→ **Assignment**:
Select, from the data, each line where "runWorker" occurs.

**** Exercise material

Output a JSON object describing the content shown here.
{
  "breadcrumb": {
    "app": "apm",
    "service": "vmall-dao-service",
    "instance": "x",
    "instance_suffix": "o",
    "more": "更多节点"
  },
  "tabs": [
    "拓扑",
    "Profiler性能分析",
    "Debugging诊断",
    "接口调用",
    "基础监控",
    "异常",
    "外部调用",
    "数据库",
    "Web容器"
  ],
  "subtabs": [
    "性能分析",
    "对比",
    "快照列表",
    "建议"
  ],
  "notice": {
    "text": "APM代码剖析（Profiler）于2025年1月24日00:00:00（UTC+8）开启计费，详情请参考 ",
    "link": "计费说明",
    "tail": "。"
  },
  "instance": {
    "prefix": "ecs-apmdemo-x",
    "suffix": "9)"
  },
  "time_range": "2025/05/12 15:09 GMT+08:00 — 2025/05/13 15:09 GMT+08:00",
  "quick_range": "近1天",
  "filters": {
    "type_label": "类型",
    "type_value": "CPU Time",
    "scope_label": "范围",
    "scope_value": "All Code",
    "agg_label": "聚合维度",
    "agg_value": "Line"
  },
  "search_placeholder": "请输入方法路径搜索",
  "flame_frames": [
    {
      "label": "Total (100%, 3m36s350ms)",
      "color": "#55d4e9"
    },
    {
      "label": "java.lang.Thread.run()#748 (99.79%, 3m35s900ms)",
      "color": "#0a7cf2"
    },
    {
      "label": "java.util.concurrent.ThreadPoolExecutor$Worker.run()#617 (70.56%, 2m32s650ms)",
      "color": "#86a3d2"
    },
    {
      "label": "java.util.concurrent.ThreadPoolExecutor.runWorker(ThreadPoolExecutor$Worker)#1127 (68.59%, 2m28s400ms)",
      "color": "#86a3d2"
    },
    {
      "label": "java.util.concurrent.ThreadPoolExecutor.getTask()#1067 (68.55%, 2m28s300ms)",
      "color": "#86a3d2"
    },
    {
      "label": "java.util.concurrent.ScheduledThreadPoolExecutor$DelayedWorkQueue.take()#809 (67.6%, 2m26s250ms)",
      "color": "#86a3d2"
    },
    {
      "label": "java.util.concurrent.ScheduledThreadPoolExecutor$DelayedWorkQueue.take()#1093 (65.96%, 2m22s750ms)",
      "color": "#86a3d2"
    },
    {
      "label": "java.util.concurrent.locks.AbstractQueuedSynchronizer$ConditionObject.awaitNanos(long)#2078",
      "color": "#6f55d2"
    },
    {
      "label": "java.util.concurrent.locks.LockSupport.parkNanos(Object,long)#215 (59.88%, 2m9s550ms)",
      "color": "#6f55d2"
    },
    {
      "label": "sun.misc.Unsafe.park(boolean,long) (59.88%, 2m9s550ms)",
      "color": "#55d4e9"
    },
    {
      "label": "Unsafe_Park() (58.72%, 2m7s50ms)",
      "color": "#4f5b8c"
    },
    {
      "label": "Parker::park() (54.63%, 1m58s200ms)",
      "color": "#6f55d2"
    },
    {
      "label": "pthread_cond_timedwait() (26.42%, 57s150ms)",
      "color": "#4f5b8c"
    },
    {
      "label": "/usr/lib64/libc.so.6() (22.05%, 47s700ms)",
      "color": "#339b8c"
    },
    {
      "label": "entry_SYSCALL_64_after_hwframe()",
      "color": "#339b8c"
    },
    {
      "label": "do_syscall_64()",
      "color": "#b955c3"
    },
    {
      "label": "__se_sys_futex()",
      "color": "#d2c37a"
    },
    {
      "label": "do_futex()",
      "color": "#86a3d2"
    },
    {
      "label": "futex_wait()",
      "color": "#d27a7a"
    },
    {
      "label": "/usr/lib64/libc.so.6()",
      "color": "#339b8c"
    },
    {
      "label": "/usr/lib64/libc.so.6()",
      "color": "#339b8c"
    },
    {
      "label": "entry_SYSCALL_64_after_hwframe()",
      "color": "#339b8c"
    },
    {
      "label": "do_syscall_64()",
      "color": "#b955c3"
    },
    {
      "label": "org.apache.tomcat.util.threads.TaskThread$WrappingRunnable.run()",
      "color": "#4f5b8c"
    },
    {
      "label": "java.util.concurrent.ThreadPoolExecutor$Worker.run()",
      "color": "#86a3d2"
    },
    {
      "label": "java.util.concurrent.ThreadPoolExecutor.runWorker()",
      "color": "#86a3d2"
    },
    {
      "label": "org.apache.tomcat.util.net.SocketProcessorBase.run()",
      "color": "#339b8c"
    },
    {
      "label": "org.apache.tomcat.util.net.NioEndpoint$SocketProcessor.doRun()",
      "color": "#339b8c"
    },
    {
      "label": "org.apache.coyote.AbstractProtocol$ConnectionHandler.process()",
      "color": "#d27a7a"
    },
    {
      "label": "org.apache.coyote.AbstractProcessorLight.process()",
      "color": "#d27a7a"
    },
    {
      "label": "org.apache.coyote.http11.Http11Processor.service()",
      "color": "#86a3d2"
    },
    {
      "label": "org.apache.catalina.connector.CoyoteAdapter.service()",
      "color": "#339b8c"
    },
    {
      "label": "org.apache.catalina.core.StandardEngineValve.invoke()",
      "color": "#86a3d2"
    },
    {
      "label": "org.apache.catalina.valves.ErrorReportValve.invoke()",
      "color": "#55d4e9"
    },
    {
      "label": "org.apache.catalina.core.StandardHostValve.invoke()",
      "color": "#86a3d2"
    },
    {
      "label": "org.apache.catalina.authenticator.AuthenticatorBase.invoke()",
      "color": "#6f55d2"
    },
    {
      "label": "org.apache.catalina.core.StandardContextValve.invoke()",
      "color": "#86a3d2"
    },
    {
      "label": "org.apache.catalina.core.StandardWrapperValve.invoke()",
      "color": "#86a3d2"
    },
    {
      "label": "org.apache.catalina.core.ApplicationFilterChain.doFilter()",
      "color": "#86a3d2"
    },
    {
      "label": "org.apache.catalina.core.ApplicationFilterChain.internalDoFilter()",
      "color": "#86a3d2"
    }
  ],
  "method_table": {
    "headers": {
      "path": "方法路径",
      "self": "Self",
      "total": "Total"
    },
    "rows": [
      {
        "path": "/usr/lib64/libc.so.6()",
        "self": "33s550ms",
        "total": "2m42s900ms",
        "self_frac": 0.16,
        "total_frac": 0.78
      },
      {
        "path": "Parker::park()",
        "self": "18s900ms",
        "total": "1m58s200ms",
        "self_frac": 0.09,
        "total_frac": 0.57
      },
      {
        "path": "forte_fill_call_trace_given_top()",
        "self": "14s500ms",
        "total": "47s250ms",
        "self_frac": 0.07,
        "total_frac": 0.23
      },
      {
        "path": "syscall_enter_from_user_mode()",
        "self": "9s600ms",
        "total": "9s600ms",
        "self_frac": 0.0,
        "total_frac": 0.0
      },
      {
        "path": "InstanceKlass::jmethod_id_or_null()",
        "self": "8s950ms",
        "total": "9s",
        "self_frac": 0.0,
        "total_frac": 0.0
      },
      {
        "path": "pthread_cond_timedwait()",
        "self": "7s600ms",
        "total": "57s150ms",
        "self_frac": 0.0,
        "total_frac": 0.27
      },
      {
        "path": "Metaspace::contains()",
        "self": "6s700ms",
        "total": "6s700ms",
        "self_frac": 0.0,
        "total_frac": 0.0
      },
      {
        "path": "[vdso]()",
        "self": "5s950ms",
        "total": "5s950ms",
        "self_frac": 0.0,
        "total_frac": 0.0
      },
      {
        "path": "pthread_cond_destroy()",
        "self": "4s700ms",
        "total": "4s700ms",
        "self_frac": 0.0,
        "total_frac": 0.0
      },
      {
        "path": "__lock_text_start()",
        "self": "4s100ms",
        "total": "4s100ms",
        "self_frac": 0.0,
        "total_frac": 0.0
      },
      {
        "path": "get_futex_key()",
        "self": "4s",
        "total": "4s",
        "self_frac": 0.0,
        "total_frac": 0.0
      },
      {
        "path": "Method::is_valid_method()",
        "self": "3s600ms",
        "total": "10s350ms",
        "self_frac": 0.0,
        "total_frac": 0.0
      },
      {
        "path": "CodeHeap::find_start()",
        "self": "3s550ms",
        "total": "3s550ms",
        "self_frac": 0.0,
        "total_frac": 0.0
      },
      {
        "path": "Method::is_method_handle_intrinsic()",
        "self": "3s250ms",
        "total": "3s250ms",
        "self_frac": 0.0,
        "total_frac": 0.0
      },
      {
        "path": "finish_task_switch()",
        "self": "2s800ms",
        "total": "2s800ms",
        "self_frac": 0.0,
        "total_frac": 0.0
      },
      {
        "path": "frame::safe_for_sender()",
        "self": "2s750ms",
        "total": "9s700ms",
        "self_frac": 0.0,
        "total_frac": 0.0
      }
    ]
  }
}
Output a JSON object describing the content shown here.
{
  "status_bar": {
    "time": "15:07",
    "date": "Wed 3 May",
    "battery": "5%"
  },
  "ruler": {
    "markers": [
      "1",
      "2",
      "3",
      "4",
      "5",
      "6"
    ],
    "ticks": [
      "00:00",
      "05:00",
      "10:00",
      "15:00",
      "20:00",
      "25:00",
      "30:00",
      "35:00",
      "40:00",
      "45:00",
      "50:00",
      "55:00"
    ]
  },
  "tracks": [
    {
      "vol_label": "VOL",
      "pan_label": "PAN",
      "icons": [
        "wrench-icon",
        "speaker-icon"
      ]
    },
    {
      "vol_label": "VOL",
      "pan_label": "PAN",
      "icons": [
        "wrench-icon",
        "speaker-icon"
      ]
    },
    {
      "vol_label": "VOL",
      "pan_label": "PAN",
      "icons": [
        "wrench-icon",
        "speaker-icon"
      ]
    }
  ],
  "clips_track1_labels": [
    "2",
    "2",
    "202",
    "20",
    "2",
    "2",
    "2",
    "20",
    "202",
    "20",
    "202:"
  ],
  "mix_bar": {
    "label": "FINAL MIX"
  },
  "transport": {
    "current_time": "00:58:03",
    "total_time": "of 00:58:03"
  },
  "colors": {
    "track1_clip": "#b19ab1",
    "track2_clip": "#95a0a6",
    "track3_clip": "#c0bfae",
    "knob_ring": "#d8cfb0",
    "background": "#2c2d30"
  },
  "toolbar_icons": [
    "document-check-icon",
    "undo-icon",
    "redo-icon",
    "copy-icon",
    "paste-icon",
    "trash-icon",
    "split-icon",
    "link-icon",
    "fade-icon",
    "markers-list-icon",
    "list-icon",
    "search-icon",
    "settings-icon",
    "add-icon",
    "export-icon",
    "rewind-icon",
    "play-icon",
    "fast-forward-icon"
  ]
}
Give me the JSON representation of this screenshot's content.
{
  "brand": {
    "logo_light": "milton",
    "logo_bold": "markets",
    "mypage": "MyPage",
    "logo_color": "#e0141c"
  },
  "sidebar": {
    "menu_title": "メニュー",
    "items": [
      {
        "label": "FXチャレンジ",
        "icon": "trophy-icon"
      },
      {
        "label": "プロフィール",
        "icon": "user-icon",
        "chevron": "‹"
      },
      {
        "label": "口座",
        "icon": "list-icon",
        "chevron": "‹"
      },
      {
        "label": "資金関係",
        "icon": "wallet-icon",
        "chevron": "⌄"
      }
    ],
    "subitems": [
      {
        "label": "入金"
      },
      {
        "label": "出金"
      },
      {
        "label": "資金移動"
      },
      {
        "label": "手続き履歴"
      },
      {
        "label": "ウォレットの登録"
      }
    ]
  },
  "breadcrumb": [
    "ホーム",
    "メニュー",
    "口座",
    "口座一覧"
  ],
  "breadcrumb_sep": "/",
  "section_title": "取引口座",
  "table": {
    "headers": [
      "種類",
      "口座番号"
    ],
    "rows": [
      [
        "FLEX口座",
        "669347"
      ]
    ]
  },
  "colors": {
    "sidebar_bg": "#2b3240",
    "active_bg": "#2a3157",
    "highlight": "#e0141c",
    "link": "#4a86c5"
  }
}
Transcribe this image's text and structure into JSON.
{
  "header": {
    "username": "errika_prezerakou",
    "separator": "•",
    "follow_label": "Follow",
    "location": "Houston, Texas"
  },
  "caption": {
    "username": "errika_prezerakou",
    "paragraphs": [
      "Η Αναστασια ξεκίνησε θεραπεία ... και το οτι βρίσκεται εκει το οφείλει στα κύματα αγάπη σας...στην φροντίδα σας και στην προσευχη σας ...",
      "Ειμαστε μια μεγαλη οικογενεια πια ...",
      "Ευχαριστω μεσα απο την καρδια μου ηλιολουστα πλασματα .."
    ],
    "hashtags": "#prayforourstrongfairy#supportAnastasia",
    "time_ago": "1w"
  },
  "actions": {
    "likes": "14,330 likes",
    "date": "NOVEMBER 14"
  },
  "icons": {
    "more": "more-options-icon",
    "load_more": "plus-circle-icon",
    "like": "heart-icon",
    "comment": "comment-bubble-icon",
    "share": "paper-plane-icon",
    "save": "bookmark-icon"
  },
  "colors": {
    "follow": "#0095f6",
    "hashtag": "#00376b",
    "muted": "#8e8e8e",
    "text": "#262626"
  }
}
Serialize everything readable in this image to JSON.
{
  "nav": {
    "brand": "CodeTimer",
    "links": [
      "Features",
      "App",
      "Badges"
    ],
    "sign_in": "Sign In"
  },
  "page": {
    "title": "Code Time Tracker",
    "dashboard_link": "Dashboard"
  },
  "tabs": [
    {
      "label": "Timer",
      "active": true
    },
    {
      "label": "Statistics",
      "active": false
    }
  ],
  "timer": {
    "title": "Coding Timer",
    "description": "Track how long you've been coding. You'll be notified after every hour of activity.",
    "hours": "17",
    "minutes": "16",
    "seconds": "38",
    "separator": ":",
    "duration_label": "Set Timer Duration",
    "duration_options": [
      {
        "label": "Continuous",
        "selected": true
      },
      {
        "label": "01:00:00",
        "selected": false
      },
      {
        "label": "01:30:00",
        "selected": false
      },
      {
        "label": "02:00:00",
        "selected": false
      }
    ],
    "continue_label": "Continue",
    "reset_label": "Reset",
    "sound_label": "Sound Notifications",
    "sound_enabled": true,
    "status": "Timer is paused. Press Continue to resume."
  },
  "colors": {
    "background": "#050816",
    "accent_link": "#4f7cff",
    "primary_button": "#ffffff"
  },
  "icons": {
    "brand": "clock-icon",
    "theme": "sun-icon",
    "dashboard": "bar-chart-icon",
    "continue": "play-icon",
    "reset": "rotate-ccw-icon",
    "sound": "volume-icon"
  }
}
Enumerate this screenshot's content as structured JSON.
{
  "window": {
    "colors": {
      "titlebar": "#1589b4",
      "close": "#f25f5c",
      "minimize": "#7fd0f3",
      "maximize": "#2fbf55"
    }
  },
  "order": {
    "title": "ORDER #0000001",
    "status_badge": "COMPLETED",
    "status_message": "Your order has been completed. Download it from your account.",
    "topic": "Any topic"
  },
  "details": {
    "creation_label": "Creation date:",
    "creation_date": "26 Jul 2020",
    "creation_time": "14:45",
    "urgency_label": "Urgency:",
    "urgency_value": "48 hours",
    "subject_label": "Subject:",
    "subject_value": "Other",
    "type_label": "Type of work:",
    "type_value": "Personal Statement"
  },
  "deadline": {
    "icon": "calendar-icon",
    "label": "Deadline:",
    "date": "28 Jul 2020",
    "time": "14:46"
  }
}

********

→ **Answer box**:
      "label": "java.util.concurrent.ThreadPoolExecutor.runWorker(ThreadPoolExecutor$Worker)#1127 (68.59%, 2m28s400ms)",
      "label": "java.util.concurrent.ThreadPoolExecutor.runWorker()",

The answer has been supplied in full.